Our COVID-cancelled Birds of Prey Festival — which has often gathered 800-plus people on a single day, was spread this year over a week, with smaller, or virtual, groups gathered for educational events. Kathy Ross did two small-group presentations with live birds at Wild Wings (see page 4). Montana Audubon’s Amy Seaman taught a three-day remote workshop on raptor ID.

The Festival has always had a strong connection to the 14-year Jewel Basin hawk Watch, and we often held afternoon training sessions on raptor ID in flight to recruit more volunteers willing to do the counts on Aeneas Ridge. It has paid off.
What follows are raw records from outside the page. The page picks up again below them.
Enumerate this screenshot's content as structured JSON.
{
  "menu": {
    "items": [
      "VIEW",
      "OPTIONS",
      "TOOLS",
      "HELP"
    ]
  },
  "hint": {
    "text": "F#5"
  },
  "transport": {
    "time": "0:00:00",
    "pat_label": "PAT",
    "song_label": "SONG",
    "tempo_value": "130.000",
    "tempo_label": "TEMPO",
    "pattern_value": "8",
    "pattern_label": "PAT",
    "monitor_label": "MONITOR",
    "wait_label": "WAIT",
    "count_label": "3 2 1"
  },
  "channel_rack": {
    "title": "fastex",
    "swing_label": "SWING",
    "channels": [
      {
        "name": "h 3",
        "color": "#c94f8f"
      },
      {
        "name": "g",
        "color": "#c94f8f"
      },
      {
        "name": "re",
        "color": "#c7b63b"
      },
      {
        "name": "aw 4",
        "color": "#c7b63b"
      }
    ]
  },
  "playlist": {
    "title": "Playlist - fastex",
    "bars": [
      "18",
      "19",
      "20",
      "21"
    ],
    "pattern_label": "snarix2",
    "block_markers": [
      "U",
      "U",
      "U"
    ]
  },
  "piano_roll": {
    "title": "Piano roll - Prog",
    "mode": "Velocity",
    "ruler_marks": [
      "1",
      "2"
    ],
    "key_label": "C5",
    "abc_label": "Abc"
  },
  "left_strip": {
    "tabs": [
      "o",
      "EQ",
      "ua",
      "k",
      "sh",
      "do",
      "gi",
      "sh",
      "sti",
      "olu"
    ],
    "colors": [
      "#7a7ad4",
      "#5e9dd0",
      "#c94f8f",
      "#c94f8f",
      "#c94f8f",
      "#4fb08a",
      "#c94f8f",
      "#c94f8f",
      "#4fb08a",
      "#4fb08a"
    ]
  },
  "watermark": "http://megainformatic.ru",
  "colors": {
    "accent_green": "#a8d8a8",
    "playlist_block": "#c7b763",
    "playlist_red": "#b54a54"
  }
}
This year, we have had all suitable migration days covered — from mid-August to mid-October. But aside from being there (which is the best way, of course), there has been little opportunity to practice.

So this year, with Derrick Rathe’s early help, I spent a number of days making full-sized, colored silhouettes of raptors from below, laminating them, and using them in a Friday -Saturday workshop on “Birds of Prey from Below” at Lone Pine Visitor Center. Ten enthusiastic participants practiced their ID’s of the silhouettes — all of them new to the art form, and most interested in eventually becoming Primary Observers in the coming years.
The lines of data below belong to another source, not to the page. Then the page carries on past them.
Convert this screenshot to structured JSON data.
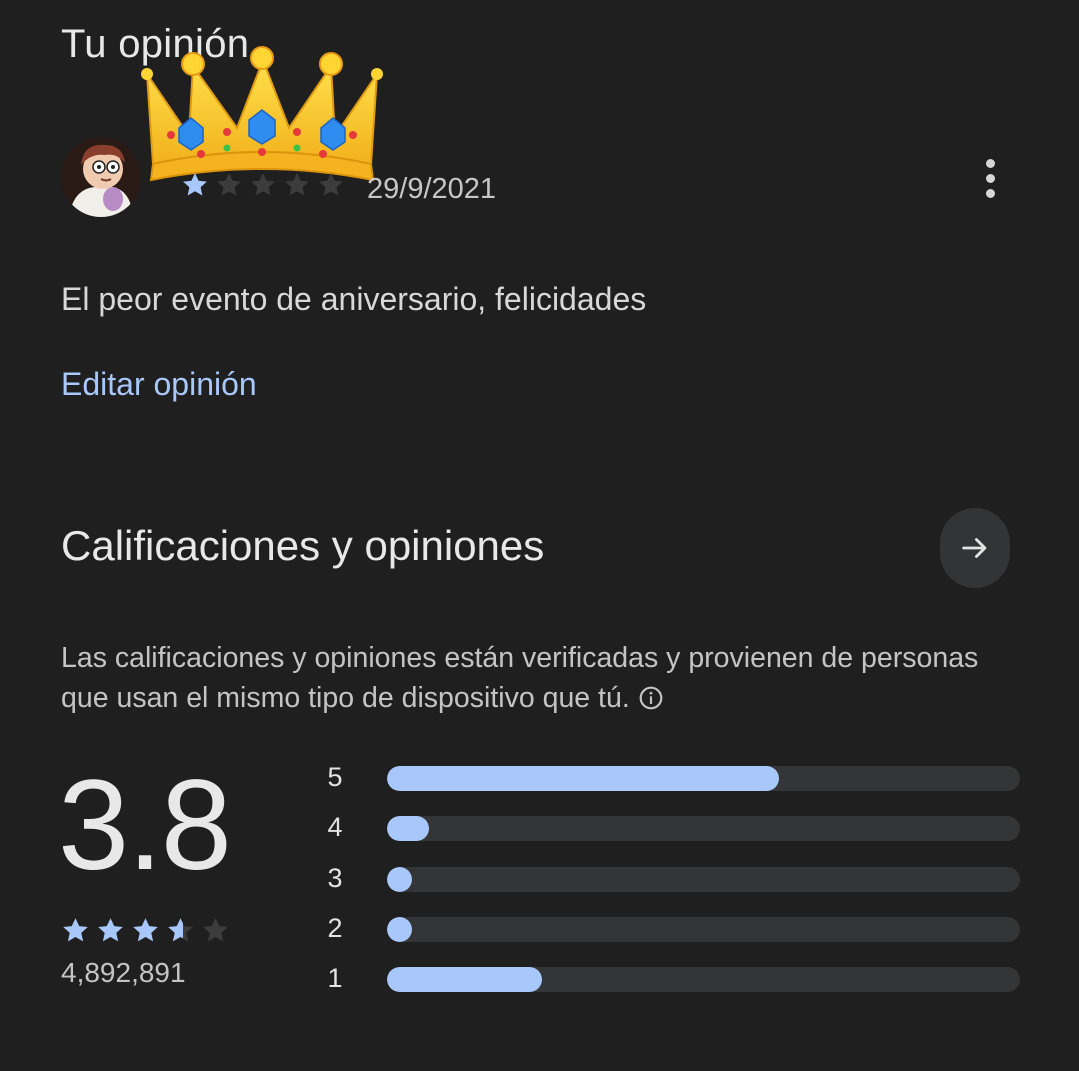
{
  "your_review": {
    "title": "Tu opinión",
    "user_rating": 1,
    "max_rating": 5,
    "date": "29/9/2021",
    "text": "El peor evento de aniversario, felicidades",
    "edit_label": "Editar opinión"
  },
  "ratings": {
    "title": "Calificaciones y opiniones",
    "verified_text": "Las calificaciones y opiniones están verificadas y provienen de personas que usan el mismo tipo de dispositivo que tú.",
    "average": "3.8",
    "average_value": 3.8,
    "total_count": "4,892,891",
    "distribution": [
      {
        "label": "5",
        "fraction": 0.62
      },
      {
        "label": "4",
        "fraction": 0.066
      },
      {
        "label": "3",
        "fraction": 0.04
      },
      {
        "label": "2",
        "fraction": 0.04
      },
      {
        "label": "1",
        "fraction": 0.245
      }
    ]
  },
  "colors": {
    "background": "#1f1f1f",
    "accent": "#a8c7fa",
    "star_filled": "#a8c7fa",
    "star_empty": "#3c3c3c",
    "track": "#333537"
  },
  "icons": {
    "more": "more-vert-icon",
    "arrow": "arrow-right-icon",
    "info": "info-icon",
    "crown": "crown-emoji",
    "avatar": "avatar-image"
  }
}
The 27 silhouettes (of 17 birds of prey species, with juvenile, adult and gender differences bringing up the total) will soon be on exhibit — tacked to the ceiling or hanging as a “mobile” from the rafters of the Lone Pine VC classroom. There will be a hardcopy “key” to all the plumage differences available to self-quiz those wanting to practice. For each species, the silhouettes only show the places to look for identification. Some of the silhouettes have the adult and juvenile plumages on opposite sides, and those will be hanging so both sides are visible. Also, partly because they are huge (80-inch wingspan!), the Eagle silhouettes have different plumages on the right and left halves of the silhouette.It makes them look like birds with multiple personality disorder, but can help with determining the age of the birds.

Come over to Lone Pine and hone your raptor ID skills!